ASSIGNED TASK >>
Which lines of the records below contain the word "title"? Show each one.

DATA >>
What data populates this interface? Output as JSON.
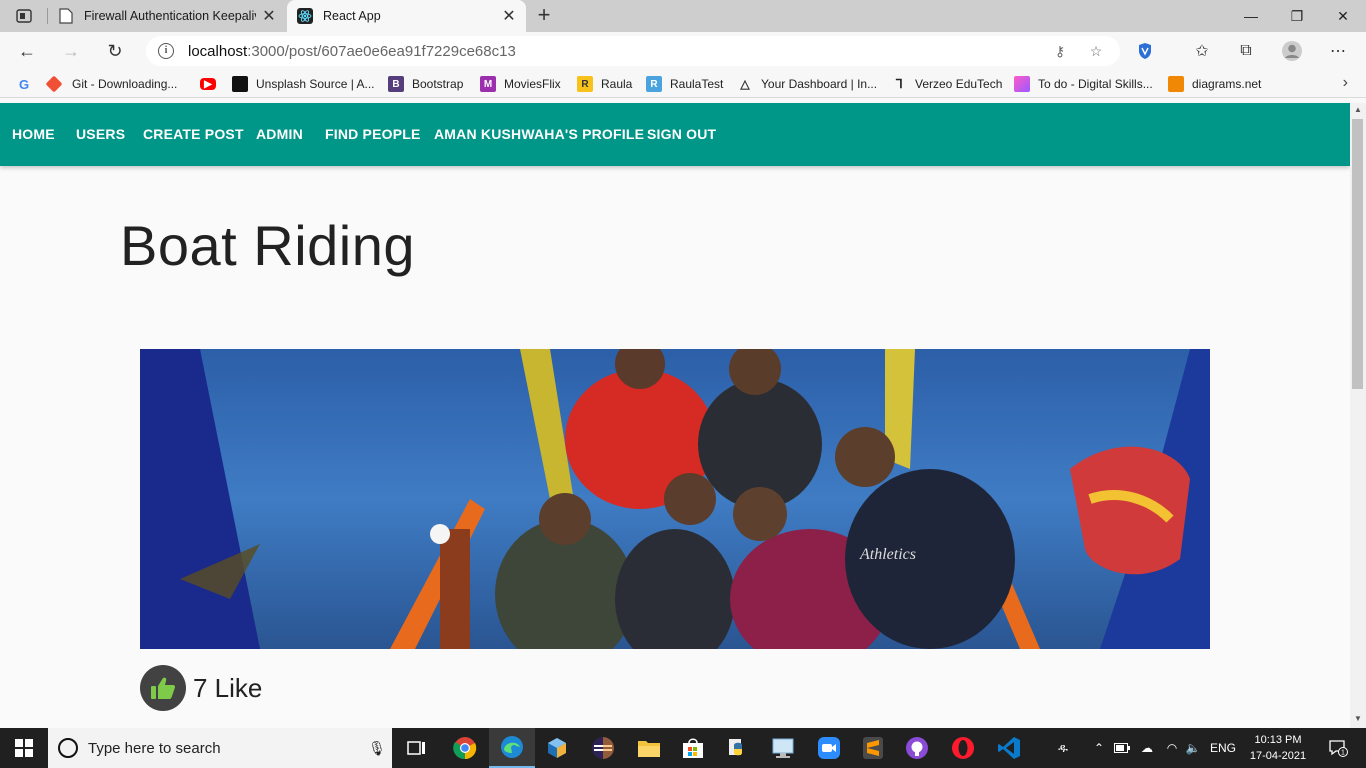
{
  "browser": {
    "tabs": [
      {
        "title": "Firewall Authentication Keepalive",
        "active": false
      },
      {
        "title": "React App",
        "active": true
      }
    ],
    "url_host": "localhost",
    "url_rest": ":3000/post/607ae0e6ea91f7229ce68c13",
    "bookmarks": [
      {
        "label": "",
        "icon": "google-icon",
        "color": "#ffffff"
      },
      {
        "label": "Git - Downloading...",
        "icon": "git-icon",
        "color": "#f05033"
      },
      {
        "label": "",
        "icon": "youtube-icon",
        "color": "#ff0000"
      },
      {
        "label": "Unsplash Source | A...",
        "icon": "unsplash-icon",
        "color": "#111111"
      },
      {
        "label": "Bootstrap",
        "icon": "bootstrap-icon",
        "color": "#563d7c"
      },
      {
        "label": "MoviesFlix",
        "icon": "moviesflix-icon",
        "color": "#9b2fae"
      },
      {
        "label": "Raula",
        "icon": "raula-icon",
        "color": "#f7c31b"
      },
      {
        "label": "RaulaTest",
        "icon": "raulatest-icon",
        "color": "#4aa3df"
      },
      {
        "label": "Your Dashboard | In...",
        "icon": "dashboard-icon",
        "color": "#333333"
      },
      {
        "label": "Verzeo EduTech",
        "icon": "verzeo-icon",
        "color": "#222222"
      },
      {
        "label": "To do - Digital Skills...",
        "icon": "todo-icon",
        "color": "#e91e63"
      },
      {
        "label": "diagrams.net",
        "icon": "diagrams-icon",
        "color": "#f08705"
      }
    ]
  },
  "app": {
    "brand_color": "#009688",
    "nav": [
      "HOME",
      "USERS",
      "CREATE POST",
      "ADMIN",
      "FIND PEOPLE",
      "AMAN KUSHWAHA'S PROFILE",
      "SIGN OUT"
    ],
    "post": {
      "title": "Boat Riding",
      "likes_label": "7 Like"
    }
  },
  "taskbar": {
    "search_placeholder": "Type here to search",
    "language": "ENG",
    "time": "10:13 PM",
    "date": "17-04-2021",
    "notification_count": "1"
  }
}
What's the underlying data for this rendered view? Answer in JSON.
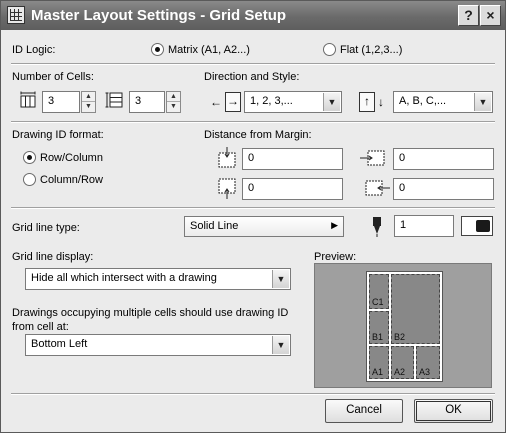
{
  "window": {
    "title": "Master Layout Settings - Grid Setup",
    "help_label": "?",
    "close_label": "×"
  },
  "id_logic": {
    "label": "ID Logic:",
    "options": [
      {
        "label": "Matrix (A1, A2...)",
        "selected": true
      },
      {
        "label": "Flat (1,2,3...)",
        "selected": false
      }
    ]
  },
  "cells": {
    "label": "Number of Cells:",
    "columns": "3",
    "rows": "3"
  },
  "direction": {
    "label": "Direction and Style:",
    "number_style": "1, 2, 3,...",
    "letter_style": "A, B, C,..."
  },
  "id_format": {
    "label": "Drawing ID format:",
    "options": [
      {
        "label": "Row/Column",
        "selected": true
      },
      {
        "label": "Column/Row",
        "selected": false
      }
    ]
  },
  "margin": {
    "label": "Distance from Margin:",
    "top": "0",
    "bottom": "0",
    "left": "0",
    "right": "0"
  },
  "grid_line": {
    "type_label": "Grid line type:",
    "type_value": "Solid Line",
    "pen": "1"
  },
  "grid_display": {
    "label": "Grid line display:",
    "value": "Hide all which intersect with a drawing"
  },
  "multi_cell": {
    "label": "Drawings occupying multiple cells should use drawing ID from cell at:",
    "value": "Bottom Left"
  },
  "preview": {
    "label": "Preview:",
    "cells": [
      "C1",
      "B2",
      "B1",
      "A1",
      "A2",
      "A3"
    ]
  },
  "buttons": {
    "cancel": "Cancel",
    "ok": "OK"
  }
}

EXERCISE ANSWER >>
        "title": "Firewall Authentication Keepalive",
        "title": "React App",
      "title": "Boat Riding",
    "title": "Master Layout Settings - Grid Setup",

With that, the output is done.